Hennepin County officials had noticed that the Target Field light rail station outside of the left field entrance looked dangerous, especially with the huge crowds disgorging before the games and even larger crowds waiting in a confined space to load onto the trains at the end of the game. A second platform would relieve that problem.

But the county board wanted more than just a platform. It wanted the area to become a public space, and to enter into a partnership with private developers for retail and maybe a hotel on the site. The county put out a request for proposals and a joint venture of the Minnesota Twins and United Properties was selected.

"This is the hardest thing I’ve ever done,” Orenstein said. “There were a lot of moving parties. It was like landing airplanes on 10 perpendicular runways simultaneously.”

The county’s partners in the agreement, besides the ball club and the developer included the county’s  Housing and Redevelopment Authority and Regional Railroad Authority, Metro Transit, the Minnesota Ballpark Authority, two agencies of the state of Minnesota, the Federal Transit Administration, the City of Minneapolis, and other funders.

Oddly enough, the public-private partnership was approved by the county board just last month but much of the construction work is either done or well underway. Orenstein said the cooperative relationship developed with the Twins in putting together the land for construction of the ballpark made it possible to move forward even without a finished contract.

"This is a great piece of work by Rick, Tom, Howard and all of the people in the Civil Division who worked on these long and difficult negotiations,” Hennepin County Attorney Mike Freeman said. “The public enjoys the fruits of our labors, but they have no idea how much work our office does to bring these visions to reality."

The Twins already have installed a $750,000 video board on the plaza. The board could show Twins away games, movies, anything that would attract the public. And the county gets to use that plaza 15 days a year for any event it wants.

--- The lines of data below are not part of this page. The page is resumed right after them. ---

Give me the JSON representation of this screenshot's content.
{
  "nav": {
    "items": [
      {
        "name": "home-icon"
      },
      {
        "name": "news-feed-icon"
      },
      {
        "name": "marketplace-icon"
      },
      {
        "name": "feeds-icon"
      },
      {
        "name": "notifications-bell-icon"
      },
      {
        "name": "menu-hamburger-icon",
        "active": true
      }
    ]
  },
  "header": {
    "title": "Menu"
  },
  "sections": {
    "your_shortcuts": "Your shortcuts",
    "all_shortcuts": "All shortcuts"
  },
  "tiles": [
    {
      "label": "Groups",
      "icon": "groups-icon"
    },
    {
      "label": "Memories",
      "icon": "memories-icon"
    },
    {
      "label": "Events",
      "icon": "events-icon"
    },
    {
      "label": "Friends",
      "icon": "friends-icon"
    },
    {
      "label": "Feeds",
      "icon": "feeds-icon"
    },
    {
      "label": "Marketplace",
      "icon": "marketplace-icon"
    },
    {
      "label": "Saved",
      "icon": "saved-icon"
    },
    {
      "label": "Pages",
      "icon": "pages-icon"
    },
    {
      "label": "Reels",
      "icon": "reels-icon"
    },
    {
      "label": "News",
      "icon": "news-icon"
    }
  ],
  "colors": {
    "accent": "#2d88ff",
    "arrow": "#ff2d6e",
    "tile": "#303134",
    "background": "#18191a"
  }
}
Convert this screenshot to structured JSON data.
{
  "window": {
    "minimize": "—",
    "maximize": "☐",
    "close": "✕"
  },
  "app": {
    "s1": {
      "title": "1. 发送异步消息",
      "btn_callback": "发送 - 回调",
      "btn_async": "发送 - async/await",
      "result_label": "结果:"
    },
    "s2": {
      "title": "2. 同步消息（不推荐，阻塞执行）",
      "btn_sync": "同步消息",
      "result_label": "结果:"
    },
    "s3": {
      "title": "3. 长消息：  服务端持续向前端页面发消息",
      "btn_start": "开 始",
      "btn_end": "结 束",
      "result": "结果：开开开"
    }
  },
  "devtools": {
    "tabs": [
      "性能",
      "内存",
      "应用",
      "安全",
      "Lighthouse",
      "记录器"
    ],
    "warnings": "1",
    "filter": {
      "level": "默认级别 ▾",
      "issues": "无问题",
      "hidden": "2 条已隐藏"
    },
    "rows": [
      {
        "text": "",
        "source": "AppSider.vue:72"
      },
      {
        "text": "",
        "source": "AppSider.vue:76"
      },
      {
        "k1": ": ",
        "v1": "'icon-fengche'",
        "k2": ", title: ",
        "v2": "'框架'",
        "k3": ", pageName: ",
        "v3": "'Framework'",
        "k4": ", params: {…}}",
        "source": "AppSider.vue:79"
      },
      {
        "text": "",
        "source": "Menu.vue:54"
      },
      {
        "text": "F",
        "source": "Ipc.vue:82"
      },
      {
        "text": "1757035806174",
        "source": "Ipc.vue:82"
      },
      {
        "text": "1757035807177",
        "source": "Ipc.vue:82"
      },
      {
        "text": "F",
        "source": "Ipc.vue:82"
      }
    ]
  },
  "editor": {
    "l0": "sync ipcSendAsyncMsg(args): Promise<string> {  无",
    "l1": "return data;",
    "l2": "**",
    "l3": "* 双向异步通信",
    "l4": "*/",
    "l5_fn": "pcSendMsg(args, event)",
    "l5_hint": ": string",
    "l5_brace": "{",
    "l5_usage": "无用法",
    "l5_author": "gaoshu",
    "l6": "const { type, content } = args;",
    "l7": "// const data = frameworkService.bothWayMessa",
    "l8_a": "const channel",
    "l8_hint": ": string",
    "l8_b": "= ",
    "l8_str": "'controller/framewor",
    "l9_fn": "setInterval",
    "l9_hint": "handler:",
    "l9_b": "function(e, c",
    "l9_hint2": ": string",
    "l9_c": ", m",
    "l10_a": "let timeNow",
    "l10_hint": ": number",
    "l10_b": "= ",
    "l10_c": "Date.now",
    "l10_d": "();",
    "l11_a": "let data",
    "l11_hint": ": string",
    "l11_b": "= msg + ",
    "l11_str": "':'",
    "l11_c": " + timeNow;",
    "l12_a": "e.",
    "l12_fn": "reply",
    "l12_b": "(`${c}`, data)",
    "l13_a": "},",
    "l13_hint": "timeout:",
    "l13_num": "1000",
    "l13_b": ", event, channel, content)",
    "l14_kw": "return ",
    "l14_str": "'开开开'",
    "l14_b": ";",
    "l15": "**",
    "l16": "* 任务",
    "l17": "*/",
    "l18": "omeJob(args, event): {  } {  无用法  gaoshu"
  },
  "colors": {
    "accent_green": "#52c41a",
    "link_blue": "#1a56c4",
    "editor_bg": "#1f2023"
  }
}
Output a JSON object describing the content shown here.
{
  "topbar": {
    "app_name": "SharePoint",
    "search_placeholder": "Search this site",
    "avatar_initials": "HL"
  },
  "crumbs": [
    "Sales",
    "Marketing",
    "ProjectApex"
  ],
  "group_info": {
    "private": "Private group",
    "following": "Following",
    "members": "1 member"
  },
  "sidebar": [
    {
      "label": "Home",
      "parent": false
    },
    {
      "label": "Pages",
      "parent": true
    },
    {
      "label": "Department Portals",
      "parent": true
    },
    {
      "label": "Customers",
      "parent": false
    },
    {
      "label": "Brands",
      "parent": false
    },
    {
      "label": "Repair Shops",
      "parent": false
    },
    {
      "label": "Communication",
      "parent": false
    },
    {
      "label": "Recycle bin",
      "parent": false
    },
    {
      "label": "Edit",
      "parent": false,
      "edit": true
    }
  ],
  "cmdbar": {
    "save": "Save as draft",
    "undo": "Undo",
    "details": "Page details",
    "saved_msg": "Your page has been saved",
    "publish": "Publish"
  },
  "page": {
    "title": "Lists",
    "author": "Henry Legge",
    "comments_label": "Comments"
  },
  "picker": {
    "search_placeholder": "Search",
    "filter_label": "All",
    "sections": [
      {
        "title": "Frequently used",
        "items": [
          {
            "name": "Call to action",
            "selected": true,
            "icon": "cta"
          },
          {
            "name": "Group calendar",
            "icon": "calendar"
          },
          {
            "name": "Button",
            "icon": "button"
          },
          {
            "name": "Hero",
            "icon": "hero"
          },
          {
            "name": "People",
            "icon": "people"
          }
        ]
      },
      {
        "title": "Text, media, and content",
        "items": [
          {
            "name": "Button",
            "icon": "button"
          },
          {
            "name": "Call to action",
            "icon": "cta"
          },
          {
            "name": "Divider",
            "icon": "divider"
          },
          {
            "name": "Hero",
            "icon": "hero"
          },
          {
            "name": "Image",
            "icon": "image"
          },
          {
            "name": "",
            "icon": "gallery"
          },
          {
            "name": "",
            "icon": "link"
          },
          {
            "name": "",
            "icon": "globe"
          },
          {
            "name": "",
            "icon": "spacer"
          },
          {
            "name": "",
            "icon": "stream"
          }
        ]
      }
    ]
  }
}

There also will be a small retail shop by the station which might become a coffee shop. A 290-stall parking ramp under the upper plaza will provide parking that the Twins and United Properties can lease for their customers, including new businesses.

United is paying $1.5 million to the county for a three acre site at the far end of the Hennepin County incinerator property and is expected to build a hotel or office building there. According to the agreement, if they build anything over 100,000 square feet, United pays the county another $15 per square foot, which could result in another $2 million for the county.

"Target Field Station is a visionary project that unites transit and entertainment in the core of the region," Board Chairman Opat said recently. "Seeing these agreements through required hard work and a lot of trust between the negotiating parties. The result will be a breathtaking piece of architecture that provides essential improvements for transit riders and downtown visitors from all over."